The Trump administration will propose a plan to freeze emissions standards at 2020 levels while blocking the release of California’s law to set emission standards stricter than those set by the Environmental Protection Agency (EPA), according to the Three sources spoke to Bloomberg.
News of the Trump administration’s plan leaked in late May, but Bloomberg spoke to people who have seen the plans recently. The proposed revision of emission standards is not expected to change significantly.
The Trump administration’s EPA has spent the past year and a half laying the groundwork to change the emissions standards finalized by the Obama administration’s EPA during President Obama’s final month in office, even though the rules have been years in the making. Obama’s plan would have required automakers to build more fuel-efficient cars every few years until 2025.
The Trump administration’s plan remains on the Obama-era schedule until 2020, but after that, the oil economy will not continue to tighten.
In addition, the Trump administration plans to revoke the exemption granted by the EPA in California in the 1970s, which allowed the California Air Resource Board (CARB) to set its own emission standards, even if they were stricter than those of the federal government. . The release comes at a time when California suffers some of the worst smog problems in the country.
Trump’s move could also strip California of its powers to set electric vehicle quotas within the state.
However, 16 other states have decided to follow California’s emissions directive, so it’s likely that any attempt to remove California’s exemption and replace it with a weaker law will result in legal challenges from all the states that want the vehicle together. a pollution-free cruise ship. .

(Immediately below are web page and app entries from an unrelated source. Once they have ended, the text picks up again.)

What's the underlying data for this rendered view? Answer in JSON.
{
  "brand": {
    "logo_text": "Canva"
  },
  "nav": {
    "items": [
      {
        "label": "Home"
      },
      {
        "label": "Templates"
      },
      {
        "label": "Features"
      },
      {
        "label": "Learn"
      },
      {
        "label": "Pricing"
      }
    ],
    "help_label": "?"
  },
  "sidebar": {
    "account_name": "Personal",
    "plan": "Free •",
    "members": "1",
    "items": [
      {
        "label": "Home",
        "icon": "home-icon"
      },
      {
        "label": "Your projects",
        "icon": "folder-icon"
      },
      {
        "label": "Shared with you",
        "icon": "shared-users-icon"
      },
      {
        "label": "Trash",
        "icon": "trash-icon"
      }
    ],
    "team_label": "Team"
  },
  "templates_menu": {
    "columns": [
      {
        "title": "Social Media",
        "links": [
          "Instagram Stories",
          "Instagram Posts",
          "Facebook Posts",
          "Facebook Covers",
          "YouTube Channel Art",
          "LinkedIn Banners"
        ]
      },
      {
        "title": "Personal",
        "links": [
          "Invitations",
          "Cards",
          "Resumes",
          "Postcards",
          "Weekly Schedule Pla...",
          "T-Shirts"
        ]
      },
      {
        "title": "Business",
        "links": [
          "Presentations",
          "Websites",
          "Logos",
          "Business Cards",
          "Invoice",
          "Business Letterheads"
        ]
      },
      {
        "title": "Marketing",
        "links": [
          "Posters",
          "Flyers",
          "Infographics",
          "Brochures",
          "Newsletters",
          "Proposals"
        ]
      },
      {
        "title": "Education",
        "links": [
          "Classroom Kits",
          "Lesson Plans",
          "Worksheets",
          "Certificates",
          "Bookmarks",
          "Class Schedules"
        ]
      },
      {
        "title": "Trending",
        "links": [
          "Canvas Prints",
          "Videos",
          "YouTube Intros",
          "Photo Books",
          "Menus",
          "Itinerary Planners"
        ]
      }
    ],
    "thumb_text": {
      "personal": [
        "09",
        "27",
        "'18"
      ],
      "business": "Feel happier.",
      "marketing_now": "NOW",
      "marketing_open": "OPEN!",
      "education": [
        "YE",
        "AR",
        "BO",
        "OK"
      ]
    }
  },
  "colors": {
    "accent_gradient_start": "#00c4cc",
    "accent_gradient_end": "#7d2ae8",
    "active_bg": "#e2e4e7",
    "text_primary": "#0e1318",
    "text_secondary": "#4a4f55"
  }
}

Bloomberg reports that the National Highway Transportation Administration (NHTSA), which sets a parallel set of emission rules for passenger cars, will also deny California the opportunity to set its own standards.
Once the agencies formally present the proposal, the public will have an opportunity to weigh in, with those comments used to develop a final rule that could be implemented as soon as the end of the year.” Bloomberg.
Update: In a statement to Ars, CARB noted that it cannot comment until it has seen the final proposal.